=== Supplied data ===
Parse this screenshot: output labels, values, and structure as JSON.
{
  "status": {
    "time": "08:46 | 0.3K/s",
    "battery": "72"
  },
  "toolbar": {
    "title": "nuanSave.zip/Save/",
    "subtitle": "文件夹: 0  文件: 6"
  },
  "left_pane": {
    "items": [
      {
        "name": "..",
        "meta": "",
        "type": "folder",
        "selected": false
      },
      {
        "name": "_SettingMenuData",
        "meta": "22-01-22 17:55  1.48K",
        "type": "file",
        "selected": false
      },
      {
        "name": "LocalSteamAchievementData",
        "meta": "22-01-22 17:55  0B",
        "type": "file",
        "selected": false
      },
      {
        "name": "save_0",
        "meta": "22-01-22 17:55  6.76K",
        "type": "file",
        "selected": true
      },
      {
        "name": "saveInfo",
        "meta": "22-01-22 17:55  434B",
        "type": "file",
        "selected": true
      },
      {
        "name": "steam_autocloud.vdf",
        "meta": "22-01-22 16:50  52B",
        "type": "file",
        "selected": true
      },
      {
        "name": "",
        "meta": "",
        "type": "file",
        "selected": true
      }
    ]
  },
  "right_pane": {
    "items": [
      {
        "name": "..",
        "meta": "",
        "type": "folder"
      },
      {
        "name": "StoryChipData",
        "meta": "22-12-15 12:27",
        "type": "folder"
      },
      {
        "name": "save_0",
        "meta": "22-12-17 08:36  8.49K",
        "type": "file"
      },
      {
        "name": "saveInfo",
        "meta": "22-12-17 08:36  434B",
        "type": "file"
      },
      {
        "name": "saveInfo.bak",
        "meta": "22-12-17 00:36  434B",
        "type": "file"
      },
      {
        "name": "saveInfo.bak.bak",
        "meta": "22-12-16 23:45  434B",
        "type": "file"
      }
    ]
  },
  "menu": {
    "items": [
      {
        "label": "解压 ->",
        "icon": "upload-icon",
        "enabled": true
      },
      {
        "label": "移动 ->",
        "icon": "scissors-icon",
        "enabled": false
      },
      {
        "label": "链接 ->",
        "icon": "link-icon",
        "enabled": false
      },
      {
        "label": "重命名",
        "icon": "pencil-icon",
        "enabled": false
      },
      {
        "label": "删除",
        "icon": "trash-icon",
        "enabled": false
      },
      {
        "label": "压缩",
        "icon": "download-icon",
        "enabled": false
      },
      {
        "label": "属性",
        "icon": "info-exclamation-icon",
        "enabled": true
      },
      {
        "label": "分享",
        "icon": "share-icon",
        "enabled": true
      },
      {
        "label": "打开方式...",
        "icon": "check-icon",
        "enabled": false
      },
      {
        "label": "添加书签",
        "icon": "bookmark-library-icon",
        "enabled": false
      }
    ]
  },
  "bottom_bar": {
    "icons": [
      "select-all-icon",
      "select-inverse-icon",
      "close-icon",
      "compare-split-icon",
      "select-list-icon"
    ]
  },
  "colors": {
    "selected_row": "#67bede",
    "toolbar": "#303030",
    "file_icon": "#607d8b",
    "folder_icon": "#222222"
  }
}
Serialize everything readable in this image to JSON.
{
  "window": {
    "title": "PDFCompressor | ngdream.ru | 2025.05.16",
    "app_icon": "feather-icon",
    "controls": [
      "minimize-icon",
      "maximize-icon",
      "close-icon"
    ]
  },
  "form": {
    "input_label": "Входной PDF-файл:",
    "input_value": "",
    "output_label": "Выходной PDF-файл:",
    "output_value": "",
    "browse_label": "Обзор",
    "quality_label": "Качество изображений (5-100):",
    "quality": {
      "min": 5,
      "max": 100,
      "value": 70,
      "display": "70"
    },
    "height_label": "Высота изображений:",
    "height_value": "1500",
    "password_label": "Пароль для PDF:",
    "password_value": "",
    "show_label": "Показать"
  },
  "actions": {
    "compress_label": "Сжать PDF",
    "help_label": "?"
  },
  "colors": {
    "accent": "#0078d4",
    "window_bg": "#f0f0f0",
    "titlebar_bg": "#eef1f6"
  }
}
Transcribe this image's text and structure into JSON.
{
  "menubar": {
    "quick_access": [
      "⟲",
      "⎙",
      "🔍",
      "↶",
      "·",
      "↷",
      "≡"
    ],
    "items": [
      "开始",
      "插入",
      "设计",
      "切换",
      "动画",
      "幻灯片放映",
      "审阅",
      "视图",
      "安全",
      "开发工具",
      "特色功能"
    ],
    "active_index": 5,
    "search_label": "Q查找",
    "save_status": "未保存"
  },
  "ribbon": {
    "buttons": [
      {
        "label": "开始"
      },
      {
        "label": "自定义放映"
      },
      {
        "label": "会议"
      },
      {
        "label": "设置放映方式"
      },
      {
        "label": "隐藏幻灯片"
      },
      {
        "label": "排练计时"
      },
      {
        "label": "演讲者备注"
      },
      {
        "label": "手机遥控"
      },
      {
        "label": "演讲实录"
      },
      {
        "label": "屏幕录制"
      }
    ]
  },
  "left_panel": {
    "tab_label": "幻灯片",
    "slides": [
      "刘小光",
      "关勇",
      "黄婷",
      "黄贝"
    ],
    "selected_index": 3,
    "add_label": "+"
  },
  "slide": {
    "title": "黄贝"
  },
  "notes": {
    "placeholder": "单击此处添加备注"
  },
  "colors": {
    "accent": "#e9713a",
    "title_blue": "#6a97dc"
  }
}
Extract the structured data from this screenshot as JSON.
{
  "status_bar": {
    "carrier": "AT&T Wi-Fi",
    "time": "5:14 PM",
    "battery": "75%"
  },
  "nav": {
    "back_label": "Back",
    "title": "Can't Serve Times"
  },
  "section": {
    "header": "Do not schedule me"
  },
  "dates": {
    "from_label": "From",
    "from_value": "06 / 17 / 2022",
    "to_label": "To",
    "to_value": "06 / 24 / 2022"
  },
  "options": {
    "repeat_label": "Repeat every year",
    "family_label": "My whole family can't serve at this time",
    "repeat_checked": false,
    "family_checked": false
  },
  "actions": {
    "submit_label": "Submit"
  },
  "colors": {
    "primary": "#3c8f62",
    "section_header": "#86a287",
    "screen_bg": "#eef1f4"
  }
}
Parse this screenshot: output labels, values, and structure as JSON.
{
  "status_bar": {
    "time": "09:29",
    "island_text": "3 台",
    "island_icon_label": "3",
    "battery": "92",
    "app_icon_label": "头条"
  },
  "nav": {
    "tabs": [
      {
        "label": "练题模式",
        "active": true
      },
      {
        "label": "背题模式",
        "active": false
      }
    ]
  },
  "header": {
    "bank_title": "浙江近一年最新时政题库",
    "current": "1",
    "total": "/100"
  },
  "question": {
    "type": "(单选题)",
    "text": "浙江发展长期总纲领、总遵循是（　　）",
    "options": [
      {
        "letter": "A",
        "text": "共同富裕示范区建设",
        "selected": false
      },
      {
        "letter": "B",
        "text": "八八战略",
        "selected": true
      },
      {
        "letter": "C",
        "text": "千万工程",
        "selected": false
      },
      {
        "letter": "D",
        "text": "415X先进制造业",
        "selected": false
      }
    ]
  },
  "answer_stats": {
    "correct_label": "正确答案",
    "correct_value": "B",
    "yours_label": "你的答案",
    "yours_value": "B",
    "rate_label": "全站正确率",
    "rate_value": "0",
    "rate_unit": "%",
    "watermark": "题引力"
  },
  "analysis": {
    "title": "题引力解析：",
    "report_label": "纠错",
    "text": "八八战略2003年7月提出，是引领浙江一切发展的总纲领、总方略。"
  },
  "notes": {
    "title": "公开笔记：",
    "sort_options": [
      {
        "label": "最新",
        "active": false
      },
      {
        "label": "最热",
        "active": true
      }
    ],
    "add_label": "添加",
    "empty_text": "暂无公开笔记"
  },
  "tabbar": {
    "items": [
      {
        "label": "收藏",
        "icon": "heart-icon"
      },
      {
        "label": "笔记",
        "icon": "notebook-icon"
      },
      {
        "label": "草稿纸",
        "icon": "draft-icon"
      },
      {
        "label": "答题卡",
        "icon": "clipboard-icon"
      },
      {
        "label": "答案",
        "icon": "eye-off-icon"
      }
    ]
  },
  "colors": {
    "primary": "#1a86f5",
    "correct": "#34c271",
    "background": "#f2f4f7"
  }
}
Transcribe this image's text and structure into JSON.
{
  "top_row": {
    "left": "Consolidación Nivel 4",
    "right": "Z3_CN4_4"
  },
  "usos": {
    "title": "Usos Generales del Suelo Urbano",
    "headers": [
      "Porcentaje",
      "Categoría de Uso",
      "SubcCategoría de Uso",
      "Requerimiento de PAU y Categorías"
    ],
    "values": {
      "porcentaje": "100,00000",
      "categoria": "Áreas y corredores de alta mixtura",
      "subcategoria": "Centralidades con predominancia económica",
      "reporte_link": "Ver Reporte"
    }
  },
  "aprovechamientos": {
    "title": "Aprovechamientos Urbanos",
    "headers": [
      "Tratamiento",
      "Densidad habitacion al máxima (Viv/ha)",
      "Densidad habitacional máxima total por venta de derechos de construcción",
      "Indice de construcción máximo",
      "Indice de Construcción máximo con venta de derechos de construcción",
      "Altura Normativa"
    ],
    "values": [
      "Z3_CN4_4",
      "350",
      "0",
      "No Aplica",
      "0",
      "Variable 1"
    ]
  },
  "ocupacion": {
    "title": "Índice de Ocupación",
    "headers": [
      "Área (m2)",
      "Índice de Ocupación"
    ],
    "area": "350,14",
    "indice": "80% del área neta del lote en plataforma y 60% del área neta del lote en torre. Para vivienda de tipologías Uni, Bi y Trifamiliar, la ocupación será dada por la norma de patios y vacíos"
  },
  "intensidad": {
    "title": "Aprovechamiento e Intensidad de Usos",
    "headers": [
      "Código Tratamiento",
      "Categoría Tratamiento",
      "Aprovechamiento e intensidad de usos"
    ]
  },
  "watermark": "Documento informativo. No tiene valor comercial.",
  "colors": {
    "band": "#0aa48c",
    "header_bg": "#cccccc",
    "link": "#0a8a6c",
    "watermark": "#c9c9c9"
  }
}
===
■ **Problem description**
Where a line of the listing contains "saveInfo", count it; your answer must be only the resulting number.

■ **Answer for this exercise**
4